Jayden Cameron said...

hmmm...just as a point of interest, have you seen the recent History Channel documentary on "The Real Face of Jesus," documenting the efforts of a team of graphic experts as they use cutting edge 3D software to reconstruct the face on the Shroud of Turin. Final result looks very Jewish. Looks even more Jewish if you compare it to the face of Barrie Schwarz, the Jewish scholar who runs the leading scientific website devoted to study of the Shroud. Barrie has always maintained that the figure on the shroud exhibits many Semetic characteristics, including the hair braid at the back of the neck that was the fashion for Jewish men of the time and which is not found on a single Western painting of the Nazarene Master. I think I'll be skipping Prince of Persia, though I'm grateful that Mr. Gyllenhaul made the fine movie, Rendition.

Mareczku said...

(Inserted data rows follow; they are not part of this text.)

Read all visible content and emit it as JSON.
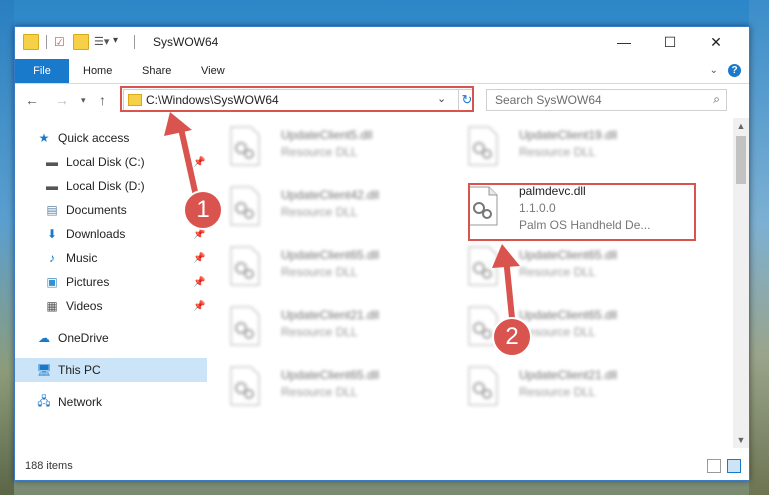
{
  "window": {
    "title": "SysWOW64",
    "min_label": "—",
    "max_label": "☐",
    "close_label": "✕"
  },
  "ribbon": {
    "tabs": [
      "File",
      "Home",
      "Share",
      "View"
    ]
  },
  "nav": {
    "address": "C:\\Windows\\SysWOW64",
    "search_placeholder": "Search SysWOW64"
  },
  "sidebar": {
    "items": [
      {
        "label": "Quick access",
        "icon": "star-icon"
      },
      {
        "label": "Local Disk (C:)",
        "icon": "drive-icon"
      },
      {
        "label": "Local Disk (D:)",
        "icon": "drive-icon"
      },
      {
        "label": "Documents",
        "icon": "documents-icon"
      },
      {
        "label": "Downloads",
        "icon": "download-icon"
      },
      {
        "label": "Music",
        "icon": "music-icon"
      },
      {
        "label": "Pictures",
        "icon": "pictures-icon"
      },
      {
        "label": "Videos",
        "icon": "videos-icon"
      },
      {
        "label": "OneDrive",
        "icon": "cloud-icon"
      },
      {
        "label": "This PC",
        "icon": "computer-icon"
      },
      {
        "label": "Network",
        "icon": "network-icon"
      }
    ]
  },
  "files": [
    {
      "name": "UpdateClient5.dll",
      "type": "Resource DLL"
    },
    {
      "name": "UpdateClient19.dll",
      "type": "Resource DLL"
    },
    {
      "name": "UpdateClient42.dll",
      "type": "Resource DLL"
    },
    {
      "name": "palmdevc.dll",
      "version": "1.1.0.0",
      "description": "Palm OS Handheld De..."
    },
    {
      "name": "UpdateClient65.dll",
      "type": "Resource DLL"
    },
    {
      "name": "UpdateClient65.dll",
      "type": "Resource DLL"
    },
    {
      "name": "UpdateClient21.dll",
      "type": "Resource DLL"
    },
    {
      "name": "UpdateClient65.dll",
      "type": "Resource DLL"
    },
    {
      "name": "UpdateClient65.dll",
      "type": "Resource DLL"
    },
    {
      "name": "UpdateClient21.dll",
      "type": "Resource DLL"
    }
  ],
  "status": {
    "item_count": "188 items"
  },
  "annotations": {
    "step1": "1",
    "step2": "2",
    "highlight_color": "#d9534f"
  },
  "colors": {
    "accent": "#1979ca",
    "selected": "#cce4f7"
  }
}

In regard to "casting a white guy as a Persian" I think people need to realize that Iranians are white people. They are caucasians and their language is from the same Indo-European group of languages as English, Spanish, German, Russian, Italian, Polish, Hindi, etc. The point should have been that they use Iranians for major parts in this movie.

Liam said...

And Jake was obviously chosen for a cousinly resemblance to the former crown prince of Iran:

Let's not forget Iran replaced Persia by his grandfather during the latter's decision to ape Hitler's emphasis on things Aryan...

crystal said...

The only Persians I know about are Darius and Xerxes (around the time of the Greco-Persian wars) and I believe the Persians of that time, which is when I think the movie is set(?), were caucasian, if often dark haired and eyed.

Anonymous said...

ZZZZZZ. Persians are Caucasian. But the real issue is the Gyllenhaal is Jewish.

And if we're gonna play this game, let's make sure no Persian or Middle Eastern or Asian or Black actors play parts written for "whites".